====== Data to process

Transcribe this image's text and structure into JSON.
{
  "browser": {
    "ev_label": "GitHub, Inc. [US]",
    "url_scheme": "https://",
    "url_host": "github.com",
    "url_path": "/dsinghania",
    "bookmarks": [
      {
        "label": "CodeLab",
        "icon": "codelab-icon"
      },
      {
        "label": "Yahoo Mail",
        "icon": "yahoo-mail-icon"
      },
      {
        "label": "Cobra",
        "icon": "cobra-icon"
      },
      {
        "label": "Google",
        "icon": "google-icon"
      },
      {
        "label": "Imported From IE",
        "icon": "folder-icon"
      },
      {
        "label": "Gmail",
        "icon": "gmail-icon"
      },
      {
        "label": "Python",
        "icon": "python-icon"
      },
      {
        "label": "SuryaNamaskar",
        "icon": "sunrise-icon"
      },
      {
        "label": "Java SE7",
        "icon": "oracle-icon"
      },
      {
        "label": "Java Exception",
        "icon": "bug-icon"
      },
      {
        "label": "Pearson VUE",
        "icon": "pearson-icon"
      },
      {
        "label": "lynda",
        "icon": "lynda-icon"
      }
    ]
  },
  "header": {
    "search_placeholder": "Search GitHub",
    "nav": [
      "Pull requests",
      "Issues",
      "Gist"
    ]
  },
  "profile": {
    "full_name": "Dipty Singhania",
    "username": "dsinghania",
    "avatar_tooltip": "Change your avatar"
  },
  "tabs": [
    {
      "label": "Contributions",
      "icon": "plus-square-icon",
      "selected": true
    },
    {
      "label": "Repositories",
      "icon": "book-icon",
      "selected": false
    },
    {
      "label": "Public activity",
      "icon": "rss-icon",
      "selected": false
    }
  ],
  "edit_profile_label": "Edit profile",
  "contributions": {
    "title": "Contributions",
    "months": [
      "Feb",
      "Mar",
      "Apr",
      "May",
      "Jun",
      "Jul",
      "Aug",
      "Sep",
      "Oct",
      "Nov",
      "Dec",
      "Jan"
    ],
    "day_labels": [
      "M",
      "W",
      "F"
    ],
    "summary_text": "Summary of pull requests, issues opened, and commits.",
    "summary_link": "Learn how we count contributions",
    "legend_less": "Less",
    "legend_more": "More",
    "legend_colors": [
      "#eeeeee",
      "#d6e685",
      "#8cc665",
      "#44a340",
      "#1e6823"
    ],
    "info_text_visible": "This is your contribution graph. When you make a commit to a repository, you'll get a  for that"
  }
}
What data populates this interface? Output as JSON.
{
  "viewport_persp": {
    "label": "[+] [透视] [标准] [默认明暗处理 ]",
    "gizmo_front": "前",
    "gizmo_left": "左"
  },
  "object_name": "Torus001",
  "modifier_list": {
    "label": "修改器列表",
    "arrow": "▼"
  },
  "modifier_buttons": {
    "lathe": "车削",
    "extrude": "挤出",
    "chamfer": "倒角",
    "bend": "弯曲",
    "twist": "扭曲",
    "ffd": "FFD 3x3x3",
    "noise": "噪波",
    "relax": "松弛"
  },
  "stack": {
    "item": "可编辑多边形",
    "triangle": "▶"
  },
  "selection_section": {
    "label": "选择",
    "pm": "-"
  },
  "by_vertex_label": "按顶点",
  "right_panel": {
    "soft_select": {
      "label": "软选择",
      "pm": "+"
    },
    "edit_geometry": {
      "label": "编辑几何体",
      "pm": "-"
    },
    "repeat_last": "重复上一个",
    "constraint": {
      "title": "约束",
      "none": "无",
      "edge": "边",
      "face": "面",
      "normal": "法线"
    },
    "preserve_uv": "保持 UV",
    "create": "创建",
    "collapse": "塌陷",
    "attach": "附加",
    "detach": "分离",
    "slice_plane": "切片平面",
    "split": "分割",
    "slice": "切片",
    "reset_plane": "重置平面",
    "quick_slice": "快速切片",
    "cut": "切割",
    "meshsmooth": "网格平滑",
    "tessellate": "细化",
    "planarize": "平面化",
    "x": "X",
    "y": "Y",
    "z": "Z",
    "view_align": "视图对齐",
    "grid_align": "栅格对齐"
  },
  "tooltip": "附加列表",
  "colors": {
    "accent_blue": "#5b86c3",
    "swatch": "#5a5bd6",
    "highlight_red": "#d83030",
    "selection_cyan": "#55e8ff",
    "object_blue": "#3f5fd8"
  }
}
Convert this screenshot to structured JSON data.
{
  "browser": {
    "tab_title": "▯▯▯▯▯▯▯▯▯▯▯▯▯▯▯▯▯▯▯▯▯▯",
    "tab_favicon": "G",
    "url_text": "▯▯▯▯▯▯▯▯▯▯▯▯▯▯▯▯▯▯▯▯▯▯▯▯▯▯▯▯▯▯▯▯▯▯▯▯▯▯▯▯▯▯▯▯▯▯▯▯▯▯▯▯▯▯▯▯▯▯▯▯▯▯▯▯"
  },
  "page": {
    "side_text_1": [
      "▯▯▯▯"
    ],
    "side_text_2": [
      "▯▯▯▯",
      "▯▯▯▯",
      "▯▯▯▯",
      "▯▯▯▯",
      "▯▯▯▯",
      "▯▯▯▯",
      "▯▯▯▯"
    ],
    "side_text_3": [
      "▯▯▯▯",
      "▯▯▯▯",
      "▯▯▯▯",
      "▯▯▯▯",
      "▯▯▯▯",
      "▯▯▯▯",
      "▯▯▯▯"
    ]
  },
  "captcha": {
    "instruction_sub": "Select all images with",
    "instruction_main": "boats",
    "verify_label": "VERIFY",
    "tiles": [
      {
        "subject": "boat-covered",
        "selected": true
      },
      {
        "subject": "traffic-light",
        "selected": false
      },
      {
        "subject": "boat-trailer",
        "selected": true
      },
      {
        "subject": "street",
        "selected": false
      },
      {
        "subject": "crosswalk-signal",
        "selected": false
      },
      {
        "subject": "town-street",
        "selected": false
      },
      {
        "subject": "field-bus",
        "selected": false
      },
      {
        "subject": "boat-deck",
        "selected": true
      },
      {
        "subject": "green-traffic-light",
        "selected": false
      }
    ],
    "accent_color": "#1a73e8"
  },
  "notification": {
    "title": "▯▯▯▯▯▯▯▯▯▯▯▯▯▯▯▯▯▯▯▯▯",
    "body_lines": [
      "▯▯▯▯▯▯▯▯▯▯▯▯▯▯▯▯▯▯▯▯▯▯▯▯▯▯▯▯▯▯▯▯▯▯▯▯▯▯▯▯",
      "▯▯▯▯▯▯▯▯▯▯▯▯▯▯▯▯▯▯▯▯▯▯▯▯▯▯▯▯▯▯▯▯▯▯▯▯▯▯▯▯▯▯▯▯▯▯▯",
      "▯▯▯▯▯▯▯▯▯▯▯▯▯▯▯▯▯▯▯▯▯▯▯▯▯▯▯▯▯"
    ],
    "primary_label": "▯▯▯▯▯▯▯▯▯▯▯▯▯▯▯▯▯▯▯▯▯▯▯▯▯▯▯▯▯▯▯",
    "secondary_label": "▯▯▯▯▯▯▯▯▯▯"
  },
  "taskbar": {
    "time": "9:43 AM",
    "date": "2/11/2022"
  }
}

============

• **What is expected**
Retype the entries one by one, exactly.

• **Completed exercise**
Transcribe this image's text and structure into JSON.
{
  "browser": {
    "ev_label": "GitHub, Inc. [US]",
    "url_scheme": "https://",
    "url_host": "github.com",
    "url_path": "/dsinghania",
    "bookmarks": [
      {
        "label": "CodeLab",
        "icon": "codelab-icon"
      },
      {
        "label": "Yahoo Mail",
        "icon": "yahoo-mail-icon"
      },
      {
        "label": "Cobra",
        "icon": "cobra-icon"
      },
      {
        "label": "Google",
        "icon": "google-icon"
      },
      {
        "label": "Imported From IE",
        "icon": "folder-icon"
      },
      {
        "label": "Gmail",
        "icon": "gmail-icon"
      },
      {
        "label": "Python",
        "icon": "python-icon"
      },
      {
        "label": "SuryaNamaskar",
        "icon": "sunrise-icon"
      },
      {
        "label": "Java SE7",
        "icon": "oracle-icon"
      },
      {
        "label": "Java Exception",
        "icon": "bug-icon"
      },
      {
        "label": "Pearson VUE",
        "icon": "pearson-icon"
      },
      {
        "label": "lynda",
        "icon": "lynda-icon"
      }
    ]
  },
  "header": {
    "search_placeholder": "Search GitHub",
    "nav": [
      "Pull requests",
      "Issues",
      "Gist"
    ]
  },
  "profile": {
    "full_name": "Dipty Singhania",
    "username": "dsinghania",
    "avatar_tooltip": "Change your avatar"
  },
  "tabs": [
    {
      "label": "Contributions",
      "icon": "plus-square-icon",
      "selected": true
    },
    {
      "label": "Repositories",
      "icon": "book-icon",
      "selected": false
    },
    {
      "label": "Public activity",
      "icon": "rss-icon",
      "selected": false
    }
  ],
  "edit_profile_label": "Edit profile",
  "contributions": {
    "title": "Contributions",
    "months": [
      "Feb",
      "Mar",
      "Apr",
      "May",
      "Jun",
      "Jul",
      "Aug",
      "Sep",
      "Oct",
      "Nov",
      "Dec",
      "Jan"
    ],
    "day_labels": [
      "M",
      "W",
      "F"
    ],
    "summary_text": "Summary of pull requests, issues opened, and commits.",
    "summary_link": "Learn how we count contributions",
    "legend_less": "Less",
    "legend_more": "More",
    "legend_colors": [
      "#eeeeee",
      "#d6e685",
      "#8cc665",
      "#44a340",
      "#1e6823"
    ],
    "info_text_visible": "This is your contribution graph. When you make a commit to a repository, you'll get a  for that"
  }
}
What data populates this interface? Output as JSON.
{
  "viewport_persp": {
    "label": "[+] [透视] [标准] [默认明暗处理 ]",
    "gizmo_front": "前",
    "gizmo_left": "左"
  },
  "object_name": "Torus001",
  "modifier_list": {
    "label": "修改器列表",
    "arrow": "▼"
  },
  "modifier_buttons": {
    "lathe": "车削",
    "extrude": "挤出",
    "chamfer": "倒角",
    "bend": "弯曲",
    "twist": "扭曲",
    "ffd": "FFD 3x3x3",
    "noise": "噪波",
    "relax": "松弛"
  },
  "stack": {
    "item": "可编辑多边形",
    "triangle": "▶"
  },
  "selection_section": {
    "label": "选择",
    "pm": "-"
  },
  "by_vertex_label": "按顶点",
  "right_panel": {
    "soft_select": {
      "label": "软选择",
      "pm": "+"
    },
    "edit_geometry": {
      "label": "编辑几何体",
      "pm": "-"
    },
    "repeat_last": "重复上一个",
    "constraint": {
      "title": "约束",
      "none": "无",
      "edge": "边",
      "face": "面",
      "normal": "法线"
    },
    "preserve_uv": "保持 UV",
    "create": "创建",
    "collapse": "塌陷",
    "attach": "附加",
    "detach": "分离",
    "slice_plane": "切片平面",
    "split": "分割",
    "slice": "切片",
    "reset_plane": "重置平面",
    "quick_slice": "快速切片",
    "cut": "切割",
    "meshsmooth": "网格平滑",
    "tessellate": "细化",
    "planarize": "平面化",
    "x": "X",
    "y": "Y",
    "z": "Z",
    "view_align": "视图对齐",
    "grid_align": "栅格对齐"
  },
  "tooltip": "附加列表",
  "colors": {
    "accent_blue": "#5b86c3",
    "swatch": "#5a5bd6",
    "highlight_red": "#d83030",
    "selection_cyan": "#55e8ff",
    "object_blue": "#3f5fd8"
  }
}
Convert this screenshot to structured JSON data.
{
  "browser": {
    "tab_title": "▯▯▯▯▯▯▯▯▯▯▯▯▯▯▯▯▯▯▯▯▯▯",
    "tab_favicon": "G",
    "url_text": "▯▯▯▯▯▯▯▯▯▯▯▯▯▯▯▯▯▯▯▯▯▯▯▯▯▯▯▯▯▯▯▯▯▯▯▯▯▯▯▯▯▯▯▯▯▯▯▯▯▯▯▯▯▯▯▯▯▯▯▯▯▯▯▯"
  },
  "page": {
    "side_text_1": [
      "▯▯▯▯"
    ],
    "side_text_2": [
      "▯▯▯▯",
      "▯▯▯▯",
      "▯▯▯▯",
      "▯▯▯▯",
      "▯▯▯▯",
      "▯▯▯▯",
      "▯▯▯▯"
    ],
    "side_text_3": [
      "▯▯▯▯",
      "▯▯▯▯",
      "▯▯▯▯",
      "▯▯▯▯",
      "▯▯▯▯",
      "▯▯▯▯",
      "▯▯▯▯"
    ]
  },
  "captcha": {
    "instruction_sub": "Select all images with",
    "instruction_main": "boats",
    "verify_label": "VERIFY",
    "tiles": [
      {
        "subject": "boat-covered",
        "selected": true
      },
      {
        "subject": "traffic-light",
        "selected": false
      },
      {
        "subject": "boat-trailer",
        "selected": true
      },
      {
        "subject": "street",
        "selected": false
      },
      {
        "subject": "crosswalk-signal",
        "selected": false
      },
      {
        "subject": "town-street",
        "selected": false
      },
      {
        "subject": "field-bus",
        "selected": false
      },
      {
        "subject": "boat-deck",
        "selected": true
      },
      {
        "subject": "green-traffic-light",
        "selected": false
      }
    ],
    "accent_color": "#1a73e8"
  },
  "notification": {
    "title": "▯▯▯▯▯▯▯▯▯▯▯▯▯▯▯▯▯▯▯▯▯",
    "body_lines": [
      "▯▯▯▯▯▯▯▯▯▯▯▯▯▯▯▯▯▯▯▯▯▯▯▯▯▯▯▯▯▯▯▯▯▯▯▯▯▯▯▯",
      "▯▯▯▯▯▯▯▯▯▯▯▯▯▯▯▯▯▯▯▯▯▯▯▯▯▯▯▯▯▯▯▯▯▯▯▯▯▯▯▯▯▯▯▯▯▯▯",
      "▯▯▯▯▯▯▯▯▯▯▯▯▯▯▯▯▯▯▯▯▯▯▯▯▯▯▯▯▯"
    ],
    "primary_label": "▯▯▯▯▯▯▯▯▯▯▯▯▯▯▯▯▯▯▯▯▯▯▯▯▯▯▯▯▯▯▯",
    "secondary_label": "▯▯▯▯▯▯▯▯▯▯"
  },
  "taskbar": {
    "time": "9:43 AM",
    "date": "2/11/2022"
  }
}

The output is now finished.